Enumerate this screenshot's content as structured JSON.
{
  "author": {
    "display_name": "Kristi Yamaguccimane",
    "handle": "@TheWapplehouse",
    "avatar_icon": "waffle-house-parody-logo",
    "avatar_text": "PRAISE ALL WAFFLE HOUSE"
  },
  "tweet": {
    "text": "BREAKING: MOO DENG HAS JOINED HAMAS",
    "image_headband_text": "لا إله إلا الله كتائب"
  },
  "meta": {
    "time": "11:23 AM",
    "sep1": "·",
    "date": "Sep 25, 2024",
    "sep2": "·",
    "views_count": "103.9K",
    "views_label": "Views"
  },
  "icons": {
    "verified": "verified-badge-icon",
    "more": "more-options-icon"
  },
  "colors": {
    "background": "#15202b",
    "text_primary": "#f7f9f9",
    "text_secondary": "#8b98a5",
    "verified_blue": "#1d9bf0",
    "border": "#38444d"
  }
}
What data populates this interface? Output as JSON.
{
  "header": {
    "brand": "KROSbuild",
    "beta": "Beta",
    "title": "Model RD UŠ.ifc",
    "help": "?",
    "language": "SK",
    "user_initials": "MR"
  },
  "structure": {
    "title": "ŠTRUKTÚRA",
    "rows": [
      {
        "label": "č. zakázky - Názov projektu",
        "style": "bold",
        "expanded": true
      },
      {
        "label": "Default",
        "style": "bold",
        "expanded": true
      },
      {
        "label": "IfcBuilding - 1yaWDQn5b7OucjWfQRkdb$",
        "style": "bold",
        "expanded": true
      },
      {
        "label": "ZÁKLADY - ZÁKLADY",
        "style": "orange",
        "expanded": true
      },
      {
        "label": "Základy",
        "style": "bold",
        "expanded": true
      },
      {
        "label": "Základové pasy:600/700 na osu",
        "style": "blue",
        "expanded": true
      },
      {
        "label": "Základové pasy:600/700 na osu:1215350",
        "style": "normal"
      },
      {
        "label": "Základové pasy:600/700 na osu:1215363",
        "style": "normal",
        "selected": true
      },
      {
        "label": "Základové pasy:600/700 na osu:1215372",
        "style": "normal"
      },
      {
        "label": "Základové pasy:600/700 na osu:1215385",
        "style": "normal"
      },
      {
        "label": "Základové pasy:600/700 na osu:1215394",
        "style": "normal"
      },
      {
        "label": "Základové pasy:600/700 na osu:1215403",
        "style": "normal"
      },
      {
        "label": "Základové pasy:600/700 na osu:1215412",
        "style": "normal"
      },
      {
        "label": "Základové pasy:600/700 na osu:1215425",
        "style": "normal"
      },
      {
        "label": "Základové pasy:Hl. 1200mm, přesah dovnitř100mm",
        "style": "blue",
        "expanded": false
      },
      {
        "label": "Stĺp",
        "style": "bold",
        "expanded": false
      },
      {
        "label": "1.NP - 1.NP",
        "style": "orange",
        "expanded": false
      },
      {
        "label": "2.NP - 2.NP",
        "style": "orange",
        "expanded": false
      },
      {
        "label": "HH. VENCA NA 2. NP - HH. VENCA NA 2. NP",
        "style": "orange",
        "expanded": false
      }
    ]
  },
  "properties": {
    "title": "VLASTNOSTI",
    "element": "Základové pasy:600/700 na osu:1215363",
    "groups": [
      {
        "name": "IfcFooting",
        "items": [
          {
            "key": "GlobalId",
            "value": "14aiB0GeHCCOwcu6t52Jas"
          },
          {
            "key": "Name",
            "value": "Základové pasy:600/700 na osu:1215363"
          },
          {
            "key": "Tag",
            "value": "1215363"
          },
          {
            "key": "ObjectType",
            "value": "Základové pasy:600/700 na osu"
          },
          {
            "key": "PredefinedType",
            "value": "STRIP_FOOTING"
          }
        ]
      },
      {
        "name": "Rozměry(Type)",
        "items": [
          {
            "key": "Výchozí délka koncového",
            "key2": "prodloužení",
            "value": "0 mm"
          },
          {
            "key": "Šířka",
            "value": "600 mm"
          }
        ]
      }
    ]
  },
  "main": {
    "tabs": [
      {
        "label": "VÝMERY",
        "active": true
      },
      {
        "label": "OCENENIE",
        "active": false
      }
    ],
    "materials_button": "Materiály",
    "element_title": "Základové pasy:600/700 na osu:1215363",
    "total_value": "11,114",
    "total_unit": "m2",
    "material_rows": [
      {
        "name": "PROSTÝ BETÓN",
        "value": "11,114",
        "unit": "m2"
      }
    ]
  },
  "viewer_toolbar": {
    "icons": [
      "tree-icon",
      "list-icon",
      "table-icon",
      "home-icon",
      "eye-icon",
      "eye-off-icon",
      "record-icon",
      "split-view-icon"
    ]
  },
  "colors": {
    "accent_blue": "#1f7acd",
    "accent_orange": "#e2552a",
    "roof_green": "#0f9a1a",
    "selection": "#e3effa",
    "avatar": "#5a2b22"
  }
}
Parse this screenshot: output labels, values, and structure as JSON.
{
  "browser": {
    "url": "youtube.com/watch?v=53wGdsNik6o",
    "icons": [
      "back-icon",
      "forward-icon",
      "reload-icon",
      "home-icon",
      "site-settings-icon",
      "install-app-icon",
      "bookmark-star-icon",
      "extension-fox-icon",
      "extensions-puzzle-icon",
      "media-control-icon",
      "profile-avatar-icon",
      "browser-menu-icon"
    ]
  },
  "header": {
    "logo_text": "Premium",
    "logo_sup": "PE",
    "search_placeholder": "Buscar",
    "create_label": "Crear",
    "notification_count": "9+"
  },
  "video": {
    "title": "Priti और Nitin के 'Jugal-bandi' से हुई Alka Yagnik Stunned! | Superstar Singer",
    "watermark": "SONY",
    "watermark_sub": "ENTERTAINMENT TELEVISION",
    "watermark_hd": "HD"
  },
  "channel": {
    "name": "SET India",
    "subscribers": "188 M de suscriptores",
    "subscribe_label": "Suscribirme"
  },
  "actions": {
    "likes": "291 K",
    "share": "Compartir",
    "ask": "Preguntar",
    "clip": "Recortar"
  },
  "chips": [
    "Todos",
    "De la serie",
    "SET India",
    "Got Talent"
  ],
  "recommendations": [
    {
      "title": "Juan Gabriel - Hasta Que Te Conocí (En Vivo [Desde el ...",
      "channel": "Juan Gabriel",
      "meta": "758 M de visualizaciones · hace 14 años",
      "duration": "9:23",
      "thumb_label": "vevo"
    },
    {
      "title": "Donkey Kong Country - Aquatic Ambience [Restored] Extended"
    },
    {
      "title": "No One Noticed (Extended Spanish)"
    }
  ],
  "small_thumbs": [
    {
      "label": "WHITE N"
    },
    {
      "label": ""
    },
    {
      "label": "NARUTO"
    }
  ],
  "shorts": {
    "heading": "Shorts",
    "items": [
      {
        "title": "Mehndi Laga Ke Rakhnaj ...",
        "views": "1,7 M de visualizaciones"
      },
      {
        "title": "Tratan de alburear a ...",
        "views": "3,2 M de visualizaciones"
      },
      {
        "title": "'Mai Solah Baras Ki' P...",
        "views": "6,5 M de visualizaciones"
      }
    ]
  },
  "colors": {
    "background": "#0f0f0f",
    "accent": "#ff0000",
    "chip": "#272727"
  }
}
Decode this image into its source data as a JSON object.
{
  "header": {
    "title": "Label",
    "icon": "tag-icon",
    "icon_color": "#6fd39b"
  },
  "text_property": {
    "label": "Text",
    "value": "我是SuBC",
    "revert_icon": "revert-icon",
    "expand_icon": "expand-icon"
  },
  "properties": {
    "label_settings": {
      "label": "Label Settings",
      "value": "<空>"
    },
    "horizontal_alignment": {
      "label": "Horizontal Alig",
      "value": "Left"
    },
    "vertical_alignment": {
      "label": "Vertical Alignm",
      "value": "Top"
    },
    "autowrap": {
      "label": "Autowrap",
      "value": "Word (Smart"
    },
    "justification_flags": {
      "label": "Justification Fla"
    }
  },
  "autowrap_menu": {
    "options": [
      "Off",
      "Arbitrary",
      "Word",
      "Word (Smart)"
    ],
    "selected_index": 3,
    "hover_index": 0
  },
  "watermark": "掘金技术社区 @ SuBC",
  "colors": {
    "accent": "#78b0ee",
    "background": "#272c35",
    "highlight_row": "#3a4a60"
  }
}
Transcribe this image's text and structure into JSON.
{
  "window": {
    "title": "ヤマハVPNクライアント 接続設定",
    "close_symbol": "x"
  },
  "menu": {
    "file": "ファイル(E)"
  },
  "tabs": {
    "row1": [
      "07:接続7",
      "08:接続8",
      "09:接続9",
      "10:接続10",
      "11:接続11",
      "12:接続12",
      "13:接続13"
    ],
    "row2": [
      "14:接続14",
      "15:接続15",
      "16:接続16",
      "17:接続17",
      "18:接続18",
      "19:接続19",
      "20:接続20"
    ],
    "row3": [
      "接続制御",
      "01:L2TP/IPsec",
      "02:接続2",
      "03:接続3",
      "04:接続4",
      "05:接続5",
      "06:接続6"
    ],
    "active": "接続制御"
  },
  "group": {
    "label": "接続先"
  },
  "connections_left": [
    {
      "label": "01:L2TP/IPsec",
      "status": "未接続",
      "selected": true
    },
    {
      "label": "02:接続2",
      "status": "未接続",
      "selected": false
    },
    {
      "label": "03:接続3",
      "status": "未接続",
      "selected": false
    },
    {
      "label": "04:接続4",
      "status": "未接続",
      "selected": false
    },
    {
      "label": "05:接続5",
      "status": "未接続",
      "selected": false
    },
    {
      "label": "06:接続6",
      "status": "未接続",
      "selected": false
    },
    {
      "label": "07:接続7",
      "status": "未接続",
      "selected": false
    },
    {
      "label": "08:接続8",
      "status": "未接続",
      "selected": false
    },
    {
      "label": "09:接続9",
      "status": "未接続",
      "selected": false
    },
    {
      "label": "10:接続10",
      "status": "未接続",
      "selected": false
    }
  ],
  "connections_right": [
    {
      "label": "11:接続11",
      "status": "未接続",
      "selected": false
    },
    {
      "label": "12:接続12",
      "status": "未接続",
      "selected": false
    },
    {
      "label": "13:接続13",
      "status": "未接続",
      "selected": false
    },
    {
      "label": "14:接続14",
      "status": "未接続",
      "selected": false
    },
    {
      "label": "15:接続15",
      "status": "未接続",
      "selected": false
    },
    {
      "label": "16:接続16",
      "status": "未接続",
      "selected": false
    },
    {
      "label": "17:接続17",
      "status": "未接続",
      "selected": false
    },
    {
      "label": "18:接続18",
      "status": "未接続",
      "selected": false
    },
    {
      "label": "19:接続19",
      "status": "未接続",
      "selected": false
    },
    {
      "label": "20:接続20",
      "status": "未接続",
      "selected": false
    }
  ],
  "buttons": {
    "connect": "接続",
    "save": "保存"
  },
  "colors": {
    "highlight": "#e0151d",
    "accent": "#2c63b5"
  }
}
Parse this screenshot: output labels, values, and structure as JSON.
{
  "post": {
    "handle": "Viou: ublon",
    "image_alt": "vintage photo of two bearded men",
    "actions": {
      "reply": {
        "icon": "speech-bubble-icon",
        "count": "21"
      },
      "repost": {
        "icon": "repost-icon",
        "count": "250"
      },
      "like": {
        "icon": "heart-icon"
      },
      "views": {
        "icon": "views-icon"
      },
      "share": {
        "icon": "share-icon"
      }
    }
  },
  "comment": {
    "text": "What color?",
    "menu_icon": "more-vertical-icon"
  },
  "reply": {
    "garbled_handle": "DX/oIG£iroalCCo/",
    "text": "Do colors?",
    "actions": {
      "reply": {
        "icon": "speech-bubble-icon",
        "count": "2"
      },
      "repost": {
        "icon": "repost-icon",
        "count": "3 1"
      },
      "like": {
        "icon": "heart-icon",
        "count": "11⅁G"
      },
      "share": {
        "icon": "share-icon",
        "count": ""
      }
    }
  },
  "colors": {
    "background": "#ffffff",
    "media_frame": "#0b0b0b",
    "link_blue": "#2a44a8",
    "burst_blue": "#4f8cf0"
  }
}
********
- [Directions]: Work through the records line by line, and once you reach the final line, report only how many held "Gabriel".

- [Exercise response]: 2